About this task: All of the data that follows is to be written out exactly, with images excluded.

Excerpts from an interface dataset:
__________

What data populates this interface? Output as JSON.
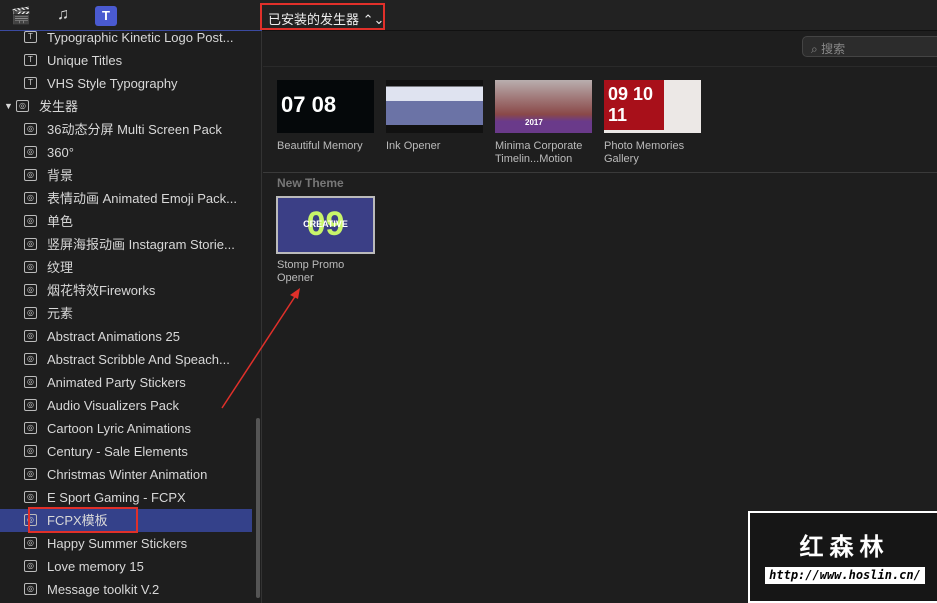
{
  "toolbar": {
    "icons": [
      "clapper-star-icon",
      "music-photo-icon",
      "titles-generators-icon"
    ],
    "selector_label": "已安装的发生器 ⌃⌄"
  },
  "sidebar": {
    "items": [
      {
        "label": "Typographic Kinetic Logo Post...",
        "icon": "title-icon"
      },
      {
        "label": "Unique Titles",
        "icon": "title-icon"
      },
      {
        "label": "VHS Style Typography",
        "icon": "title-icon"
      },
      {
        "label": "发生器",
        "icon": "generator-icon",
        "group": true
      },
      {
        "label": "36动态分屏 Multi Screen Pack",
        "icon": "generator-icon"
      },
      {
        "label": "360°",
        "icon": "generator-icon"
      },
      {
        "label": "背景",
        "icon": "generator-icon"
      },
      {
        "label": "表情动画 Animated Emoji Pack...",
        "icon": "generator-icon"
      },
      {
        "label": "单色",
        "icon": "generator-icon"
      },
      {
        "label": "竖屏海报动画 Instagram Storie...",
        "icon": "generator-icon"
      },
      {
        "label": "纹理",
        "icon": "generator-icon"
      },
      {
        "label": "烟花特效Fireworks",
        "icon": "generator-icon"
      },
      {
        "label": "元素",
        "icon": "generator-icon"
      },
      {
        "label": "Abstract Animations 25",
        "icon": "generator-icon"
      },
      {
        "label": "Abstract Scribble And Speach...",
        "icon": "generator-icon"
      },
      {
        "label": "Animated Party Stickers",
        "icon": "generator-icon"
      },
      {
        "label": "Audio Visualizers Pack",
        "icon": "generator-icon"
      },
      {
        "label": "Cartoon Lyric Animations",
        "icon": "generator-icon"
      },
      {
        "label": "Century - Sale Elements",
        "icon": "generator-icon"
      },
      {
        "label": "Christmas Winter Animation",
        "icon": "generator-icon"
      },
      {
        "label": "E Sport Gaming - FCPX",
        "icon": "generator-icon"
      },
      {
        "label": "FCPX模板",
        "icon": "generator-icon",
        "selected": true
      },
      {
        "label": "Happy Summer Stickers",
        "icon": "generator-icon"
      },
      {
        "label": "Love memory 15",
        "icon": "generator-icon"
      },
      {
        "label": "Message toolkit V.2",
        "icon": "generator-icon"
      }
    ]
  },
  "search": {
    "placeholder": "搜索"
  },
  "browser": {
    "items": [
      {
        "label": "Beautiful Memory",
        "thumb_text": "07 08"
      },
      {
        "label": "Ink Opener"
      },
      {
        "label": "Minima Corporate Timelin...Motion",
        "thumb_text": "2017"
      },
      {
        "label": "Photo Memories Gallery",
        "thumb_text": "09 10 11"
      }
    ],
    "section": "New Theme",
    "section_items": [
      {
        "label": "Stomp Promo Opener",
        "thumb_text": "09",
        "thumb_sub": "CREATIVE"
      }
    ]
  },
  "watermark": {
    "title": "红森林",
    "url": "http://www.hoslin.cn/"
  }
}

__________

Solution for this exercise:
What data populates this interface? Output as JSON.
{
  "toolbar": {
    "icons": [
      "clapper-star-icon",
      "music-photo-icon",
      "titles-generators-icon"
    ],
    "selector_label": "已安装的发生器 ⌃⌄"
  },
  "sidebar": {
    "items": [
      {
        "label": "Typographic Kinetic Logo Post...",
        "icon": "title-icon"
      },
      {
        "label": "Unique Titles",
        "icon": "title-icon"
      },
      {
        "label": "VHS Style Typography",
        "icon": "title-icon"
      },
      {
        "label": "发生器",
        "icon": "generator-icon",
        "group": true
      },
      {
        "label": "36动态分屏 Multi Screen Pack",
        "icon": "generator-icon"
      },
      {
        "label": "360°",
        "icon": "generator-icon"
      },
      {
        "label": "背景",
        "icon": "generator-icon"
      },
      {
        "label": "表情动画 Animated Emoji Pack...",
        "icon": "generator-icon"
      },
      {
        "label": "单色",
        "icon": "generator-icon"
      },
      {
        "label": "竖屏海报动画 Instagram Storie...",
        "icon": "generator-icon"
      },
      {
        "label": "纹理",
        "icon": "generator-icon"
      },
      {
        "label": "烟花特效Fireworks",
        "icon": "generator-icon"
      },
      {
        "label": "元素",
        "icon": "generator-icon"
      },
      {
        "label": "Abstract Animations 25",
        "icon": "generator-icon"
      },
      {
        "label": "Abstract Scribble And Speach...",
        "icon": "generator-icon"
      },
      {
        "label": "Animated Party Stickers",
        "icon": "generator-icon"
      },
      {
        "label": "Audio Visualizers Pack",
        "icon": "generator-icon"
      },
      {
        "label": "Cartoon Lyric Animations",
        "icon": "generator-icon"
      },
      {
        "label": "Century - Sale Elements",
        "icon": "generator-icon"
      },
      {
        "label": "Christmas Winter Animation",
        "icon": "generator-icon"
      },
      {
        "label": "E Sport Gaming - FCPX",
        "icon": "generator-icon"
      },
      {
        "label": "FCPX模板",
        "icon": "generator-icon",
        "selected": true
      },
      {
        "label": "Happy Summer Stickers",
        "icon": "generator-icon"
      },
      {
        "label": "Love memory 15",
        "icon": "generator-icon"
      },
      {
        "label": "Message toolkit V.2",
        "icon": "generator-icon"
      }
    ]
  },
  "search": {
    "placeholder": "搜索"
  },
  "browser": {
    "items": [
      {
        "label": "Beautiful Memory",
        "thumb_text": "07 08"
      },
      {
        "label": "Ink Opener"
      },
      {
        "label": "Minima Corporate Timelin...Motion",
        "thumb_text": "2017"
      },
      {
        "label": "Photo Memories Gallery",
        "thumb_text": "09 10 11"
      }
    ],
    "section": "New Theme",
    "section_items": [
      {
        "label": "Stomp Promo Opener",
        "thumb_text": "09",
        "thumb_sub": "CREATIVE"
      }
    ]
  },
  "watermark": {
    "title": "红森林",
    "url": "http://www.hoslin.cn/"
  }
}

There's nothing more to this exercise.